Moreland Griffith Smith, Chairman of the Alabama Advisory Committee, invites Dr. King or a representative to an open meeting which will be held in Alabama. The purpose of the meeting is to gather information regarding equal protection under the law in areas such as housing, voting, and employment.
Mr. Gordy writes to Mr. Walker to negotiate album production and royalty rates for Dr. King's speeches.
Mrs. Chattams, a student, has contacted Dr. King for further clarity regarding a sermon he reportedly delivered in a Communist Church. Sharing Dr. King’s comments will be informative and beneficial for future class discussions.
The Ellis family informs Dr. King about demonstrations in Alaska, while offering up words of gratitude for civil rights efforts in Birmingham.
In this letter to Dr. Martin Luther King Jr., Mr. Russell inquires about the Federal Housing Administration's decision on the requirements of housing integration.
Harry Denman, an evangelist at the Methodist Church in Nashville, Tennessee, writes to Dr. King and Dr. Billy Graham in the hope that they will appear together for eight consecutive nights on a television program to be broadcast nationally and themed "God's Society."
The Congress of Racial Equality recommends a program to end school segregation that includes forming race-neutral curricula and allowing open enrollment in schools.
Cantor Mendelson of Congregation Beth Sholom writes to Miss McDonald requesting some of Dr. King's biographical material. Cantor Mendelson also informs her that he has met with Dr. King's attorney, Clarence Jones, to discuss the "I Have A Dream" as a "basis of a musical work."

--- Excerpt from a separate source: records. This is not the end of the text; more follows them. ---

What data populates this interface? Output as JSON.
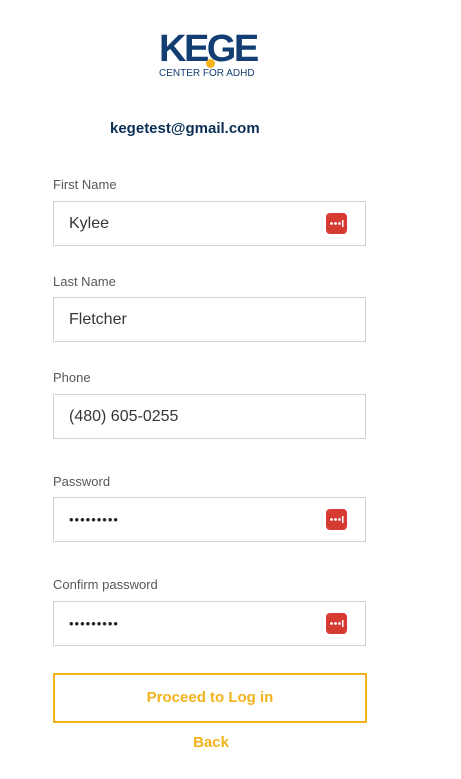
{
  "brand": {
    "logo_word": "KEGE",
    "logo_subtitle": "CENTER FOR ADHD",
    "logo_color": "#123e73",
    "dot_color": "#f4b41a"
  },
  "account": {
    "email": "kegetest@gmail.com"
  },
  "form": {
    "first_name": {
      "label": "First Name",
      "value": "Kylee",
      "has_password_manager_icon": true
    },
    "last_name": {
      "label": "Last Name",
      "value": "Fletcher"
    },
    "phone": {
      "label": "Phone",
      "value": "(480) 605-0255"
    },
    "password": {
      "label": "Password",
      "value": "•••••••••",
      "has_password_manager_icon": true
    },
    "confirm_password": {
      "label": "Confirm password",
      "value": "•••••••••",
      "has_password_manager_icon": true
    }
  },
  "actions": {
    "proceed_label": "Proceed to Log in",
    "back_label": "Back",
    "accent_color": "#f2b21b"
  },
  "icons": {
    "password_manager": "password-manager-icon"
  }
}
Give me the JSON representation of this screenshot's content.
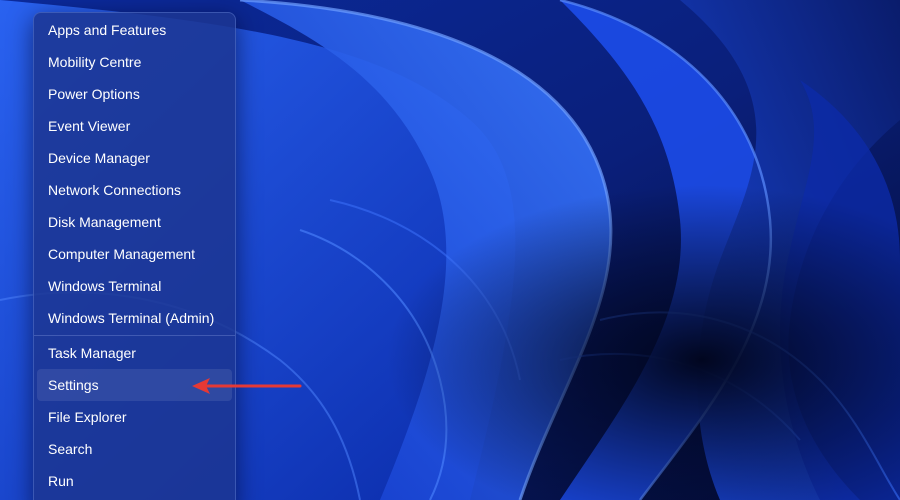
{
  "context_menu": {
    "group1": [
      {
        "id": "apps-and-features",
        "label": "Apps and Features"
      },
      {
        "id": "mobility-centre",
        "label": "Mobility Centre"
      },
      {
        "id": "power-options",
        "label": "Power Options"
      },
      {
        "id": "event-viewer",
        "label": "Event Viewer"
      },
      {
        "id": "device-manager",
        "label": "Device Manager"
      },
      {
        "id": "network-connections",
        "label": "Network Connections"
      },
      {
        "id": "disk-management",
        "label": "Disk Management"
      },
      {
        "id": "computer-management",
        "label": "Computer Management"
      },
      {
        "id": "windows-terminal",
        "label": "Windows Terminal"
      },
      {
        "id": "windows-terminal-admin",
        "label": "Windows Terminal (Admin)"
      }
    ],
    "group2": [
      {
        "id": "task-manager",
        "label": "Task Manager"
      },
      {
        "id": "settings",
        "label": "Settings",
        "highlighted": true
      },
      {
        "id": "file-explorer",
        "label": "File Explorer"
      },
      {
        "id": "search",
        "label": "Search"
      },
      {
        "id": "run",
        "label": "Run"
      }
    ]
  },
  "annotation": {
    "arrow_icon": "left-arrow-icon",
    "arrow_color": "#e53935",
    "points_to": "settings"
  },
  "colors": {
    "menu_background": "#1c3592",
    "menu_text": "#ffffff",
    "wallpaper_primary": "#1a47e6",
    "wallpaper_dark": "#04103f"
  }
}
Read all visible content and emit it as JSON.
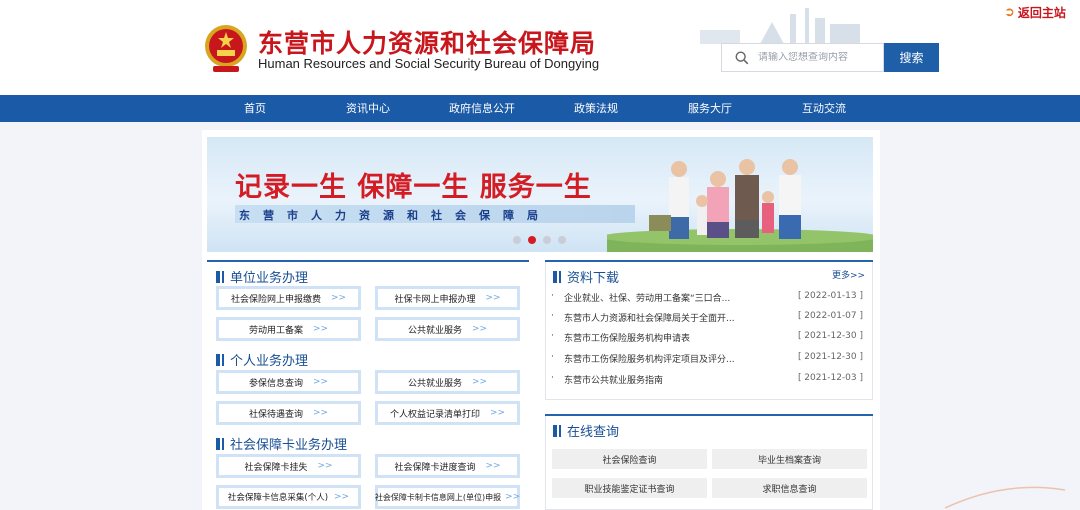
{
  "header": {
    "title": "东营市人力资源和社会保障局",
    "subtitle": "Human Resources and Social Security Bureau of Dongying",
    "return_link": "返回主站",
    "search": {
      "placeholder": "请输入您想查询内容",
      "button_label": "搜索"
    }
  },
  "nav": {
    "items": [
      "首页",
      "资讯中心",
      "政府信息公开",
      "政策法规",
      "服务大厅",
      "互动交流"
    ]
  },
  "banner": {
    "slogan": "记录一生 保障一生 服务一生",
    "subtitle": "东营市人力资源和社会保障局",
    "slide_count": 4,
    "active_slide": 2
  },
  "unit_services": {
    "heading": "单位业务办理",
    "items": [
      "社会保险网上申报缴费",
      "社保卡网上申报办理",
      "劳动用工备案",
      "公共就业服务"
    ]
  },
  "personal_services": {
    "heading": "个人业务办理",
    "items": [
      "参保信息查询",
      "公共就业服务",
      "社保待遇查询",
      "个人权益记录清单打印"
    ]
  },
  "card_services": {
    "heading": "社会保障卡业务办理",
    "items": [
      "社会保障卡挂失",
      "社会保障卡进度查询",
      "社会保障卡信息采集(个人)",
      "社会保障卡制卡信息网上(单位)申报"
    ]
  },
  "chevron": ">>",
  "downloads": {
    "heading": "资料下载",
    "more": "更多>>",
    "bullet": "·",
    "items": [
      {
        "title": "企业就业、社保、劳动用工备案“三口合...",
        "date": "[ 2022-01-13 ]"
      },
      {
        "title": "东营市人力资源和社会保障局关于全面开...",
        "date": "[ 2022-01-07 ]"
      },
      {
        "title": "东营市工伤保险服务机构申请表",
        "date": "[ 2021-12-30 ]"
      },
      {
        "title": "东营市工伤保险服务机构评定项目及评分...",
        "date": "[ 2021-12-30 ]"
      },
      {
        "title": "东营市公共就业服务指南",
        "date": "[ 2021-12-03 ]"
      }
    ]
  },
  "online_query": {
    "heading": "在线查询",
    "items": [
      "社会保险查询",
      "毕业生档案查询",
      "职业技能鉴定证书查询",
      "求职信息查询"
    ]
  },
  "colors": {
    "brand_red": "#c8161d",
    "nav_blue": "#1a5aa6",
    "heading_blue": "#1a4f94",
    "button_border": "#cfe2f6"
  }
}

This anonymous letter to Congressman Charles Diggs, Jr. of Michigan details the grievances suffered by Negro and Caucasian females in the U.S. Army. The authors assert that they routinely are subjected to segregation in public accommodations and are denied equal opportunity for promotion and reenlistment.
Dr. King's secretary Dora McDonald communicates with Peggy Duff of London. Miss McDonald informs Miss Duff of Dr. King's travels outside of Atlanta. The particular matter, unkown and referenced in this letter, will be conveyed to him once he arrives back to SCLC.
This letter is an invitation from Rabbi Rothschild to the Eighteenth Annual Institute for the Christian Clergy. Throughout the letter the Rabbi outlines the activities of the day and expresses his appreciation for all who will attend.
In this draft of a statement, Dr. King discusses the misnomer of 'right-to-work,' stating that the law is against Civil Rights as it is anti-union.
Dr. and Mrs. King write Mrs. James expressing condolences following the death of her husband. Dr. James was a music educator at Spelman College and a 1923 graduate of Morehouse College . He served as Chairman of the Music Department at Spelman and Director of the Glee Club from 1933 to 1966. Dr. James died December 27, 1966.
In this letter, Florence thanks Dr. King for his address at the NATRA Convention. She also encloses a contribution to continue the work of the movement.
Dr. King delivers a speech at the Fourth Constitutional Convention of the AFL-CIO to address the lack of equality and rights for laborers and people of color. Dr. King encourages those at the convention to remain steadfast in the fight for social justice in order to overcome the mountain of oppression.
Thomas Henderson, president of Virginia Union University, instructs Reverend Wyatt T. Walker to provide Dr. King with the check from the office of Mr. C. C. Grant.